Jill Talbot interviews Dinty W. Moore about the intricacies of flash nonfiction and his new Rose Metal Press Field Guide. Here’s an excerpt followed by a link to the full Bookslut interview:
In the first section of the anthology, “The Flash Nonfiction Form,” Bret Lott notes, “There ought to be an explosion of recognition, a burst of self-awareness that gives my reader the understanding that these few words she’s read have had hidden within them a realm far larger than any she could have imagined.”
Bret’s definition is really a definition of all excellent art. A painting is taken in through the eyes, but can magically bloom, in the viewer’s brain, into words and sounds and aroma. A ballet is just movement of a dancer’s arms and legs and torso but can be translated, in our minds, into a universe of feelings and associations. Brief nonfiction prose tells a story, provides information, but that is only the surface of what is possible. The author is trying to create, though language, image, metaphor, the possibility for that “burst of self-awareness” that the term “flash” implies.
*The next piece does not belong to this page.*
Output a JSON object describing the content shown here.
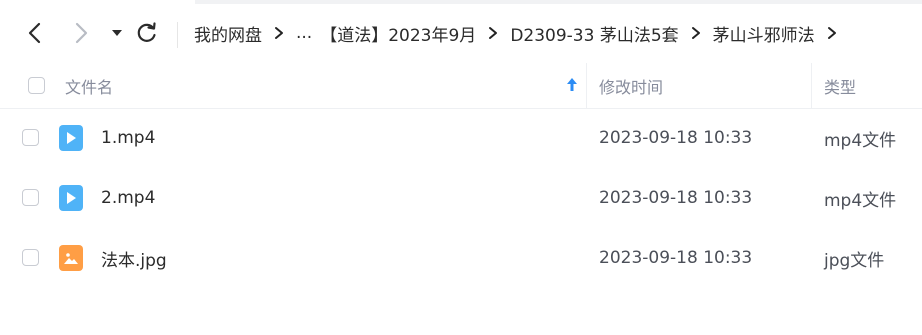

It doesn’t just go by in a flash: it illuminates, like a flash gun.